When the Great Fire of 1860 turned most of Danville into ash, the Episcopal Church also was destroyed. The interior was burned to cinders and only the exterior walls were left standing. The congregation rallied, and within two years the church was repaired.
Residents marveled at the restored interior, which included two aisles (a middle section of pews and side pews), a pulpit, an anteroom, walnut woodwork and an organ. Danville housekeeper Mary E. Haffis noted that, "It was a very nice brick building, not very large, with stained glass windows. Very nicely carpeted with a yarn carpet. It had just one story, with (a) gallery at one end of it, and a small room-vestry room-at the rear. It had oak furniture, the pews (were naturally finished) oak. It was a comparatively newly finished church, because it had been bumed - two years before, I think. There was a small organ. There were chancel railing and desks and (a) table of oak. There were plain plastered walls."
Druggist H. E. Samuel concurred: "It was not a specially large church but it was a beautiful church - well finished inside. It had a tower or belfry on it and had a very nice gallery. It is my recollection (that) the pews were of oak and were cushioned. It was very comfortable." Local teacher Henrietta Wilson remarked that it was "A perfectly new church; just had been rebuilt after the fire; carpet new and fresh; furniture all new."
The aftermath of the Oct. 8, 1862, Battle of Perxyville ruined this "perfectly new" structure. As soon as the fighting ended, wounded and sick soldiers were placed in public and private buildings across the region. More than 3,000 sick Federal soldiers were placed in Danville, doubling the city's population. According to witnesses, wounded and sick Union and Confederate soldiers were placed in the Episcopal Church, and the occupation was a shock to the congregation. Mrs. H.L. Newlin, a Danville milliner, stated that members had "just began to get it ready to worship in (after the fire). I know some of the members were dreadfully distressed to think their church was being used for a hospital when they just had gotten it fixed up."
The occupation of Trinity Episcopal surprised many residents. "The first thing I knew of it was soldiers sitting in the door," stated local tailor Abraham Baker, "and the door was open, and I asked if the Episcopal Church had been taken as a hospital, and they said it had."
This is how most citizens discovered that the church had been occupied. Patty Bell Engleman said, "I could see the soldiers in the yard - there is a little yard in front - and I would see them in the yard, going in and out of the church, as if they were at home - as if they were occupying it."
By the end of October, the United States Sanitary Commission, an organization much like the modern Red Cross, brought supplies to Danville. At this point, nearly one month after the Battle of Perryville, there were still more than 1,400 sick troops in town. Dr. A.N. Read of the Sanitary Commission reported that 161 patients were crammed into the Episcopal Church. Read remarked that some of those soldiers slept inside, others slept in private homes, and some slept "out on the ground, no bedding or change of clothing. Cooking (was) done in one large and two small pots, and three frying pans."

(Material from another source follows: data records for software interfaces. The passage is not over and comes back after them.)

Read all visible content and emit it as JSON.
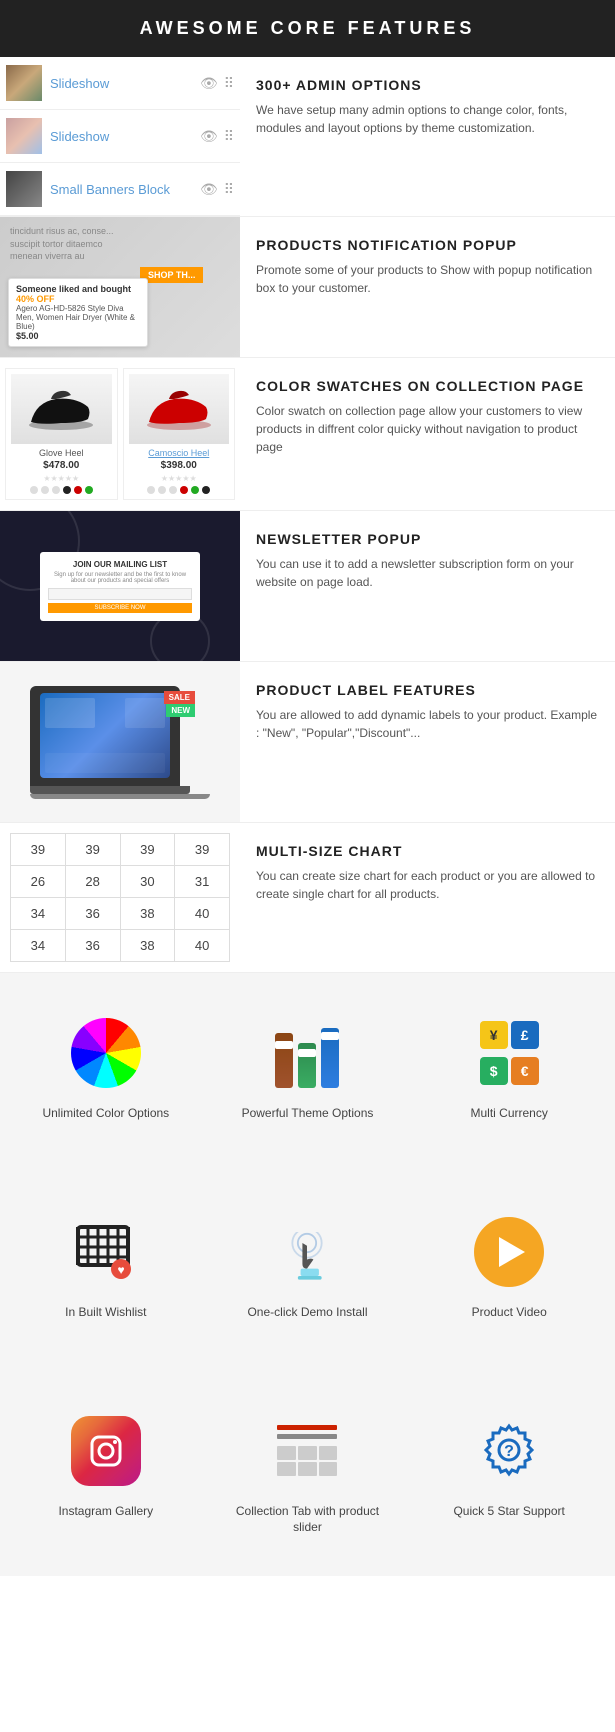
{
  "header": {
    "title": "AWESOME CORE FEATURES"
  },
  "admin": {
    "title": "300+ ADMIN OPTIONS",
    "desc": "We have setup many admin options to change color, fonts, modules and layout options by theme customization.",
    "rows": [
      {
        "label": "Slideshow",
        "thumbClass": "thumb1"
      },
      {
        "label": "Slideshow",
        "thumbClass": "thumb2"
      },
      {
        "label": "Small Banners Block",
        "thumbClass": "thumb3"
      }
    ]
  },
  "notification": {
    "title": "PRODUCTS NOTIFICATION POPUP",
    "desc": "Promote some of your products to Show with popup notification box to your customer.",
    "popup": {
      "text": "Someone liked and bought",
      "discount": "40% OFF",
      "product": "Agero AG-HD-5826 Style Diva Men, Women Hair Dryer (White & Blue)",
      "price": "$5.00"
    },
    "shop_btn": "SHOP TH..."
  },
  "swatches": {
    "title": "COLOR SWATCHES ON COLLECTION PAGE",
    "desc": "Color swatch on collection page allow your customers to view products in diffrent color quicky without navigation to product page",
    "products": [
      {
        "name": "Glove Heel",
        "price": "$478.00",
        "color": "black",
        "dots": [
          "#ddd",
          "#ddd",
          "#ddd",
          "#ddd",
          "#ddd",
          "#222",
          "#c00",
          "#2a2"
        ]
      },
      {
        "name": "Camoscio Heel",
        "price": "$398.00",
        "color": "red",
        "dots": [
          "#ddd",
          "#ddd",
          "#ddd",
          "#ddd",
          "#ddd",
          "#c00",
          "#2a2",
          "#222"
        ]
      }
    ]
  },
  "newsletter": {
    "title": "NEWSLETTER POPUP",
    "desc": "You can use it to add a newsletter subscription form on your website on page load.",
    "inner_title": "JOIN OUR MAILING LIST",
    "inner_desc": "Sign up for our newsletter and be the first to know about our products and special offers",
    "btn_label": "SUBSCRIBE NOW"
  },
  "product_label": {
    "title": "PRODUCT LABEL FEATURES",
    "desc": "You are allowed to add dynamic labels to your product. Example : \"New\", \"Popular\",\"Discount\"...",
    "badges": [
      "SALE",
      "NEW"
    ]
  },
  "size_chart": {
    "title": "MULTI-SIZE CHART",
    "desc": "You can create size chart for each product or you are allowed to create single chart for all products.",
    "rows": [
      [
        39,
        39,
        39,
        39
      ],
      [
        26,
        28,
        30,
        31
      ],
      [
        34,
        36,
        38,
        40
      ],
      [
        34,
        36,
        38,
        40
      ]
    ]
  },
  "features_grid": {
    "items": [
      {
        "key": "color-options",
        "label": "Unlimited Color Options",
        "icon": "color-wheel"
      },
      {
        "key": "theme-options",
        "label": "Powerful Theme Options",
        "icon": "theme-toggles"
      },
      {
        "key": "multi-currency",
        "label": "Multi Currency",
        "icon": "currency"
      },
      {
        "key": "wishlist",
        "label": "In Built Wishlist",
        "icon": "wishlist"
      },
      {
        "key": "demo-install",
        "label": "One-click Demo Install",
        "icon": "demo"
      },
      {
        "key": "product-video",
        "label": "Product Video",
        "icon": "video"
      },
      {
        "key": "instagram",
        "label": "Instagram Gallery",
        "icon": "instagram"
      },
      {
        "key": "collection-tab",
        "label": "Collection Tab with product slider",
        "icon": "collection"
      },
      {
        "key": "support",
        "label": "Quick 5 Star Support",
        "icon": "support"
      }
    ]
  }
}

Conditions were unsanitary and deaths were frequent. Mary Harris, who took provisions to many of the town hospitals (including the Baptist Church and the Danville Theological Seminary), said that "The first death I saw was a Federal soldier in the Episcopal Church."